### WHAT THIS TASK INVOLVES
Searching the material below, find each line that includes the word "title", and copy it.

::::

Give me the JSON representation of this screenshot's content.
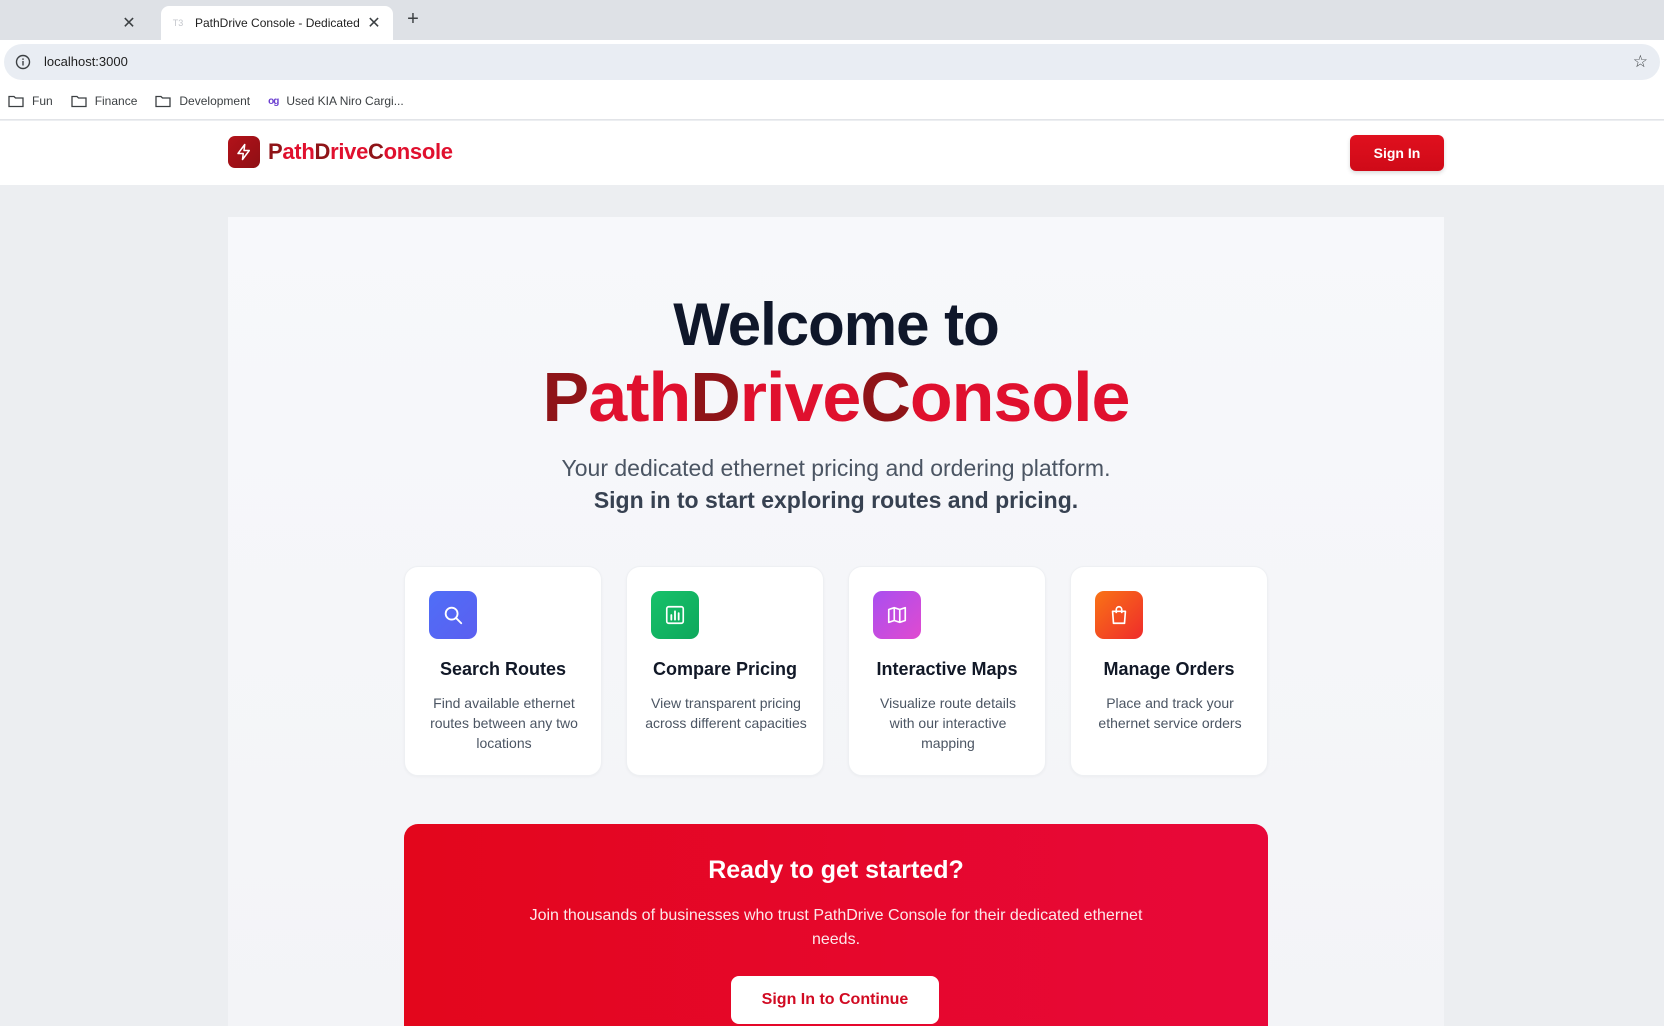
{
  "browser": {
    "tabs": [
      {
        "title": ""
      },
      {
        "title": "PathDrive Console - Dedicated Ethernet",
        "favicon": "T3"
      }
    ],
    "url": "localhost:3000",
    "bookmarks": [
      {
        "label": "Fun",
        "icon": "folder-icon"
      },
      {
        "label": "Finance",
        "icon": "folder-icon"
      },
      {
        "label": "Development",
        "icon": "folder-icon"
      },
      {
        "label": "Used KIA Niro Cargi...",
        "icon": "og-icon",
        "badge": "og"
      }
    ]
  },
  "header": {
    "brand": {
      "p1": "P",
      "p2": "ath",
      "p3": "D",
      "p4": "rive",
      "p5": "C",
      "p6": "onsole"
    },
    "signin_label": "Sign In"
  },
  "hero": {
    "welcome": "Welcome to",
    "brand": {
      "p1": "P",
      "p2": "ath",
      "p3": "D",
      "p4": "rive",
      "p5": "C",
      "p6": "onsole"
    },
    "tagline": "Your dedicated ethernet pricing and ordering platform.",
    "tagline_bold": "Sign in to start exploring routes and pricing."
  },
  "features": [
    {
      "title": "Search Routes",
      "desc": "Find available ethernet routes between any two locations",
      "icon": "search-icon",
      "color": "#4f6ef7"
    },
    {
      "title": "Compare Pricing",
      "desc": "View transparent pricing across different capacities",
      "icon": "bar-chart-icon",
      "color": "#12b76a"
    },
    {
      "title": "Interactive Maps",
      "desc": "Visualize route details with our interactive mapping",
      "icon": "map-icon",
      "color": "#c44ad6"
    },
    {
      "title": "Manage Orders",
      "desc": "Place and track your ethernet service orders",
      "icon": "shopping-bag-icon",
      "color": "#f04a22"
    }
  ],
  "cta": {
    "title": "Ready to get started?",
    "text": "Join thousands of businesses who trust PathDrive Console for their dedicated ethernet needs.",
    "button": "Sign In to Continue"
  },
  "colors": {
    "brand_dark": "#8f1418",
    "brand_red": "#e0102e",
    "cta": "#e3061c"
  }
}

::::

### RESULT OF THE EXERCISE
        "title": ""
        "title": "PathDrive Console - Dedicated Ethernet",
      "title": "Search Routes",
      "title": "Compare Pricing",
      "title": "Interactive Maps",
      "title": "Manage Orders",
    "title": "Ready to get started?",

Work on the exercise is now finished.